Stored items from a collection:
BEGIN

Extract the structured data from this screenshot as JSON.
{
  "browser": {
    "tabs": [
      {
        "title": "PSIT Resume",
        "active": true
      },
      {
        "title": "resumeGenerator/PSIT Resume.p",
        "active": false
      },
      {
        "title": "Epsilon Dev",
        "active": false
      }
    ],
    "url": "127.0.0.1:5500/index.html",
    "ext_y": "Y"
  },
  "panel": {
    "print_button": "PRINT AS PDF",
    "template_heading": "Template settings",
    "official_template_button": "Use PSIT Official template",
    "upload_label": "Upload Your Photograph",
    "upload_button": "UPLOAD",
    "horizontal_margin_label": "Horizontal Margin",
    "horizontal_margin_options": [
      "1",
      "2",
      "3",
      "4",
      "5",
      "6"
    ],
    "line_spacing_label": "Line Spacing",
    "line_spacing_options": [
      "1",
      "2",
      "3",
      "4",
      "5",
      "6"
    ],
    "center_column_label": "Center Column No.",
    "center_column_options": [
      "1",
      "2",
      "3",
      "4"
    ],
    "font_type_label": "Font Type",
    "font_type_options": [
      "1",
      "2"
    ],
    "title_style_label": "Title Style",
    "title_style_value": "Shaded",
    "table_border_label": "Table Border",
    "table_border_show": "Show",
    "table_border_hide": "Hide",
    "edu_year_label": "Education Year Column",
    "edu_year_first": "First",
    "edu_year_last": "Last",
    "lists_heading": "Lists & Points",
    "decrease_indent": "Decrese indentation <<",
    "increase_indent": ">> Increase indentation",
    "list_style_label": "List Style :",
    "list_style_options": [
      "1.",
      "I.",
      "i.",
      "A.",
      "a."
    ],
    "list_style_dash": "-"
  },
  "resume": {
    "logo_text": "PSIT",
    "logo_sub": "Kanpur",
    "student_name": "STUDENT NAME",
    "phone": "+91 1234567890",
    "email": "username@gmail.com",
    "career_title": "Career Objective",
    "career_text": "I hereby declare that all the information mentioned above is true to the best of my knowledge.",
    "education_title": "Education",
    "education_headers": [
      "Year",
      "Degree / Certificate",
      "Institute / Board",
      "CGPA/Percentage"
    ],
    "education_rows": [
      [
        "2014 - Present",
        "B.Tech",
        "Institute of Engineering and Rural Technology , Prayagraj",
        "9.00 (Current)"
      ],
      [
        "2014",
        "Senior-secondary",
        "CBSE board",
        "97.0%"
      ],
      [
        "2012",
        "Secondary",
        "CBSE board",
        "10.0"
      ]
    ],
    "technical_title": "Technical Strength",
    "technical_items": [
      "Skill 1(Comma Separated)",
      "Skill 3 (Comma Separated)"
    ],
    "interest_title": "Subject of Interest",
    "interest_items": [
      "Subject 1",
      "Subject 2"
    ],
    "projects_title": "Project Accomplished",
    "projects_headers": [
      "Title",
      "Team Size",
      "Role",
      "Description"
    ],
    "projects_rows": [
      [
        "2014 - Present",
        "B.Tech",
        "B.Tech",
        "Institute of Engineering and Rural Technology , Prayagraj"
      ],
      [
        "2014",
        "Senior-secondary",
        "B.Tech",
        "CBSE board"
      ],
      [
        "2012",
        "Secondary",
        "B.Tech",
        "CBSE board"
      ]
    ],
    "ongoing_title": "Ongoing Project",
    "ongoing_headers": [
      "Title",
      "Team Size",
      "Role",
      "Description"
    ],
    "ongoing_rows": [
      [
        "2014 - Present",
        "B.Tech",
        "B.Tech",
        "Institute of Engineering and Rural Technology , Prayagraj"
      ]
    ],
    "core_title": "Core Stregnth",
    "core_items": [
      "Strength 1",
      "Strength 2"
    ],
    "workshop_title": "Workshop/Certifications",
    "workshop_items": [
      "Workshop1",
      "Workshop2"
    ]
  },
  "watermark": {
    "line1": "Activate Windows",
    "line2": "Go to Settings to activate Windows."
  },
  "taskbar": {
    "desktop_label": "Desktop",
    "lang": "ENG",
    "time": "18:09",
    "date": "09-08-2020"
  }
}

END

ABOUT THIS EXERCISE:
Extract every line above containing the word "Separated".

COMPLETED EXERCISE:
      "Skill 1(Comma Separated)",
      "Skill 3 (Comma Separated)"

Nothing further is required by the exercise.